* [Exercise] Exact copies of all entries are needed. Pictures are to be left out.

Stored data: Begin

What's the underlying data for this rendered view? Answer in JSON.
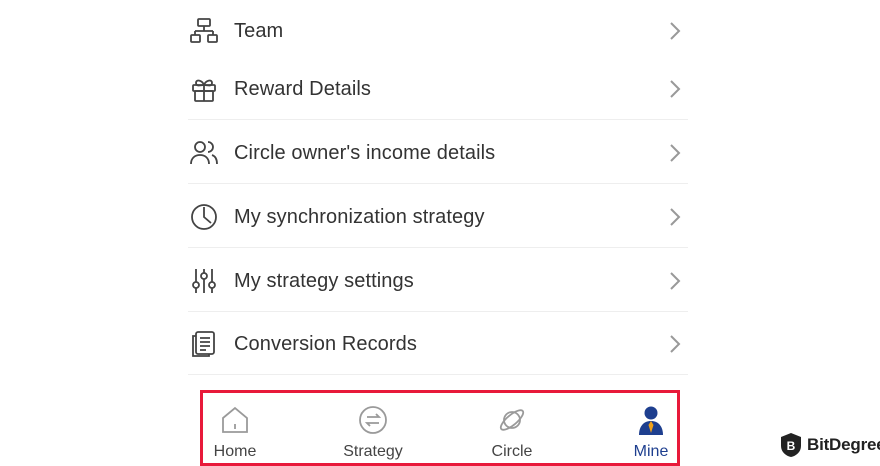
{
  "menu": {
    "items": [
      {
        "label": "Team",
        "icon": "team-hierarchy-icon"
      },
      {
        "label": "Reward Details",
        "icon": "gift-icon"
      },
      {
        "label": "Circle owner's income details",
        "icon": "users-icon"
      },
      {
        "label": "My synchronization strategy",
        "icon": "pie-clock-icon"
      },
      {
        "label": "My strategy settings",
        "icon": "sliders-icon"
      },
      {
        "label": "Conversion Records",
        "icon": "document-list-icon"
      }
    ]
  },
  "tabbar": {
    "tabs": [
      {
        "label": "Home",
        "icon": "home-icon"
      },
      {
        "label": "Strategy",
        "icon": "swap-arrows-icon"
      },
      {
        "label": "Circle",
        "icon": "planet-icon"
      },
      {
        "label": "Mine",
        "icon": "user-avatar-icon",
        "active": true
      }
    ],
    "highlight_color": "#e8193a",
    "active_color": "#1e3f8f"
  },
  "watermark": {
    "text": "BitDegree"
  }
}
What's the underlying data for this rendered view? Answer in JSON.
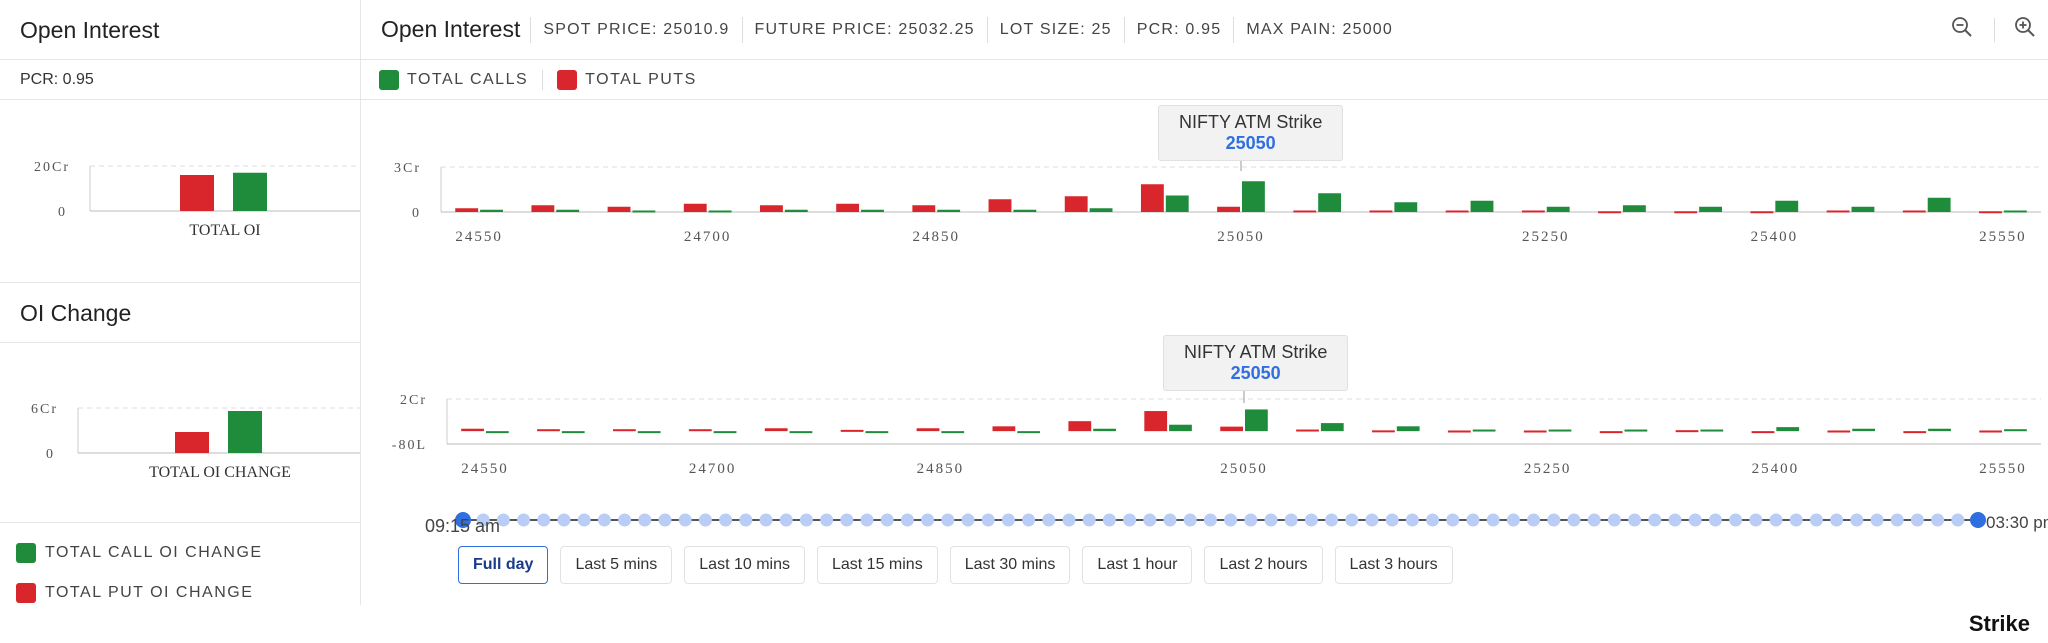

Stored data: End

* [Task solution]
What's the underlying data for this rendered view? Answer in JSON.
{
  "menu": {
    "items": [
      {
        "label": "Team",
        "icon": "team-hierarchy-icon"
      },
      {
        "label": "Reward Details",
        "icon": "gift-icon"
      },
      {
        "label": "Circle owner's income details",
        "icon": "users-icon"
      },
      {
        "label": "My synchronization strategy",
        "icon": "pie-clock-icon"
      },
      {
        "label": "My strategy settings",
        "icon": "sliders-icon"
      },
      {
        "label": "Conversion Records",
        "icon": "document-list-icon"
      }
    ]
  },
  "tabbar": {
    "tabs": [
      {
        "label": "Home",
        "icon": "home-icon"
      },
      {
        "label": "Strategy",
        "icon": "swap-arrows-icon"
      },
      {
        "label": "Circle",
        "icon": "planet-icon"
      },
      {
        "label": "Mine",
        "icon": "user-avatar-icon",
        "active": true
      }
    ],
    "highlight_color": "#e8193a",
    "active_color": "#1e3f8f"
  },
  "watermark": {
    "text": "BitDegree"
  }
}
What's the underlying data for this rendered view? Answer in JSON.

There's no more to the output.